on rare occasions SBS news for its international content and I watch the half-hour time-slot on Channel 7 for my local news. I subscribe on-line to The Australian and The Spectator Australia; I subscribe to Quadrant and, of course,
where would I be without my Register.
It is fair to say that my aforementioned media choices reflect my interest in Australian news. I am essentially
an internationalist. I am interested in world affairs and, of course, Australia’s place in that context. I do not suffer however from Australian Foreign Minister Syndrome which postulates that Australia is so busy punching above its weight it
has displaced Atlas as the world’s anchor man. I recognise and happily accept the reality of my country’s more humble international standing – in its rightful geopolitical region of Australasia.
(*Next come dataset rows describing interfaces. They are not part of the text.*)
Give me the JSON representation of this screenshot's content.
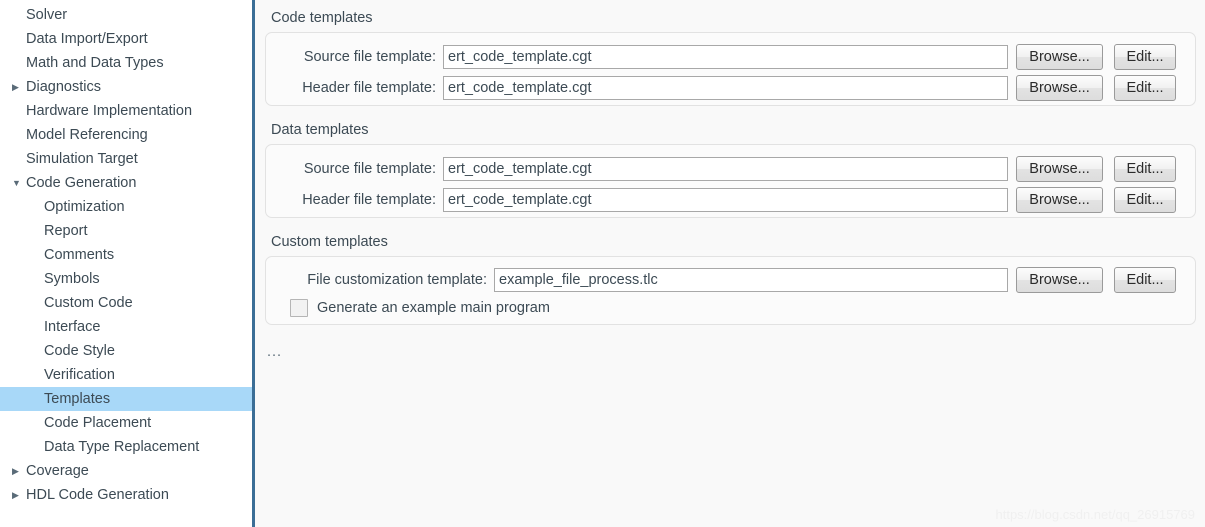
{
  "sidebar": {
    "items": [
      {
        "label": "Solver",
        "level": 0,
        "arrow": "none",
        "selected": false
      },
      {
        "label": "Data Import/Export",
        "level": 0,
        "arrow": "none",
        "selected": false
      },
      {
        "label": "Math and Data Types",
        "level": 0,
        "arrow": "none",
        "selected": false
      },
      {
        "label": "Diagnostics",
        "level": 0,
        "arrow": "collapsed",
        "selected": false
      },
      {
        "label": "Hardware Implementation",
        "level": 0,
        "arrow": "none",
        "selected": false
      },
      {
        "label": "Model Referencing",
        "level": 0,
        "arrow": "none",
        "selected": false
      },
      {
        "label": "Simulation Target",
        "level": 0,
        "arrow": "none",
        "selected": false
      },
      {
        "label": "Code Generation",
        "level": 0,
        "arrow": "expanded",
        "selected": false
      },
      {
        "label": "Optimization",
        "level": 1,
        "arrow": "none",
        "selected": false
      },
      {
        "label": "Report",
        "level": 1,
        "arrow": "none",
        "selected": false
      },
      {
        "label": "Comments",
        "level": 1,
        "arrow": "none",
        "selected": false
      },
      {
        "label": "Symbols",
        "level": 1,
        "arrow": "none",
        "selected": false
      },
      {
        "label": "Custom Code",
        "level": 1,
        "arrow": "none",
        "selected": false
      },
      {
        "label": "Interface",
        "level": 1,
        "arrow": "none",
        "selected": false
      },
      {
        "label": "Code Style",
        "level": 1,
        "arrow": "none",
        "selected": false
      },
      {
        "label": "Verification",
        "level": 1,
        "arrow": "none",
        "selected": false
      },
      {
        "label": "Templates",
        "level": 1,
        "arrow": "none",
        "selected": true
      },
      {
        "label": "Code Placement",
        "level": 1,
        "arrow": "none",
        "selected": false
      },
      {
        "label": "Data Type Replacement",
        "level": 1,
        "arrow": "none",
        "selected": false
      },
      {
        "label": "Coverage",
        "level": 0,
        "arrow": "collapsed",
        "selected": false
      },
      {
        "label": "HDL Code Generation",
        "level": 0,
        "arrow": "collapsed",
        "selected": false
      }
    ],
    "arrow_glyphs": {
      "collapsed": "▶",
      "expanded": "▼",
      "none": ""
    },
    "selected_color": "#a8d8f8",
    "border_color": "#3b6e96"
  },
  "main": {
    "groups": [
      {
        "title": "Code templates",
        "rows": [
          {
            "label": "Source file template:",
            "value": "ert_code_template.cgt",
            "browse": "Browse...",
            "edit": "Edit..."
          },
          {
            "label": "Header file template:",
            "value": "ert_code_template.cgt",
            "browse": "Browse...",
            "edit": "Edit..."
          }
        ]
      },
      {
        "title": "Data templates",
        "rows": [
          {
            "label": "Source file template:",
            "value": "ert_code_template.cgt",
            "browse": "Browse...",
            "edit": "Edit..."
          },
          {
            "label": "Header file template:",
            "value": "ert_code_template.cgt",
            "browse": "Browse...",
            "edit": "Edit..."
          }
        ]
      },
      {
        "title": "Custom templates",
        "rows": [
          {
            "label": "File customization template:",
            "value": "example_file_process.tlc",
            "browse": "Browse...",
            "edit": "Edit..."
          }
        ],
        "checkbox": {
          "label": "Generate an example main program",
          "checked": false
        }
      }
    ],
    "ellipsis": "...",
    "watermark": "https://blog.csdn.net/qq_26915769"
  }
}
My immediate media choices to which I refer several times a day are RT, Reuters and the BBC. These in themselves give me an adequate and balanced coverage of world affairs – including
Australia. I supplement and leaven these with daily on-line news reports from numerous other international news sources. Taken together, these provide a sufficiently detailed review of what the world is doing. Exposure to same has readily disavowed me of Australia’s
pretensions on the international stage. It has also wrought in me great alarm that our political classes and their media vassals twiddle with vacuous matters such as changing the Marriage Act, dual citizenship politicians and political point scoring on energy
security whilst the big wide world sweeps us by.
One of the twentieth century’s great statesmen, Singapore’s Lee Kuan Yew, once famously observed
that Australia was destined to become the white trash of Asia. I used to think he overstated his case. Now I am not so sure. I would however correct him only on one point –it will certainly be more of a case of being the ‘dumb bastard’ trash